Chandeliers are more than just light fixtures. They float in our living spaces and become part of our home decor. Like any home decor, the right chandelier can make a big difference in the look and feel of a room. A large or ornate chandelier will overwhelm a small living space, and a small, simple chandelier will not look right in a formal dining room. Learn how to choose the best home lighting for your space.
Determine the correct diameter. Measure the length and width of the room in feet, and add those two numbers together. For example, if your room is 8 feet wide by 12 feet long, the sum is 20 feet. Change that number to inches and you will get a number that works for the diameter of your chandelier. In this case, a chandelier with a diameter of 20 inches would work well in an 8-foot by 12-foot room. For a dining room, the chandelier should have a diameter around 12 inches less than the table is wide.
Measure for the length. The taller the ceiling, the taller the chandelier can be. A foyer chandelier should hang about 7 feet off the floor, measuring from the bottom of the chandelier. For a chandelier suspended above a dining room table, there should be around 30 inches from the bottom of the chandelier to the tabletop for a dining room with an 8-foot ceiling.
Decide where to hang your chandelier. The location will affect the style of home lighting you choose. While most people think of chandeliers in dining rooms or a foyer, there are many other places you can hang a chandelier. Hang one that can be adjusted in intensity over your bed in a master bedroom and turn it down to candlelight level for a romantic feel. Install one over a claw-foot tub in your bathroom for a touch of glamour. Consider installing two chandelettes (mini chandeliers) over a large kitchen island instead of standard pendant lights for unique home decor.
Pick a style that matches the room. The chandelier should complement, not detract from, the theme of the room. A chandelette in a little girl's room, for example, could be painted white and have pink plastic crystals dangling from it. A chandelier in a rustic dining room might be made with twigs or even from a wagon wheel. For a shabby chic room, try a chandelier with a distressed black or white finish and antique glass sconce shades. A recent trend in chandeliers is to make them out of nontraditional materials and in unusual shapes. A rectangular chandelier made with hundreds of pieces of dangling glass, for example, looks incredible in a modern dining room.

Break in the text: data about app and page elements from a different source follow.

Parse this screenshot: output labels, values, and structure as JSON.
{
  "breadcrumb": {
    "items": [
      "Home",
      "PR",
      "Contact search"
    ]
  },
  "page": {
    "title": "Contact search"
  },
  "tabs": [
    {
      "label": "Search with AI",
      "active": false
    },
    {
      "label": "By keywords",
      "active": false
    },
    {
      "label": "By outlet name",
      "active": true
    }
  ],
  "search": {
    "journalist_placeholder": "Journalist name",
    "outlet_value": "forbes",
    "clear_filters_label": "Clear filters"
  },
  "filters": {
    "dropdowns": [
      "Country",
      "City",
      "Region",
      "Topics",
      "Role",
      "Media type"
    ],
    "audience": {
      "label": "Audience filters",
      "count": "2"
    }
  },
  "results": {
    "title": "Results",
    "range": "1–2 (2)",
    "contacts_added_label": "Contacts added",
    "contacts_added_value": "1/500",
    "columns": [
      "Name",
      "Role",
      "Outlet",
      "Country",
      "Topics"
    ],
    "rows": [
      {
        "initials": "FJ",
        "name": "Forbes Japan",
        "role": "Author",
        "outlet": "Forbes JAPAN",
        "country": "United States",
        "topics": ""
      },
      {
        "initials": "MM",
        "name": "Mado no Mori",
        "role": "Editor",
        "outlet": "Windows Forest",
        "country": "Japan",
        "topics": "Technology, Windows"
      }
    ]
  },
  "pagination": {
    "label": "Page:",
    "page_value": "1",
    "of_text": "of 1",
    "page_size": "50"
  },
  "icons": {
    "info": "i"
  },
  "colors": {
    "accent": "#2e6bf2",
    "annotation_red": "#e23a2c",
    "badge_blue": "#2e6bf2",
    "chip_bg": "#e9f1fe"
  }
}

Adjust the height of the chandelier. Use pliers to remove links in the chain and coil up the extra electrical wire in the ceiling housing. If the chandelier does not have a chain, see if it has a sliding adjustment on the cord. Most chandeliers without chains have a sliding mechanism that allows you to double up the cord and shorten the length.
It is always better to have a chandelier that is slightly too big than too small.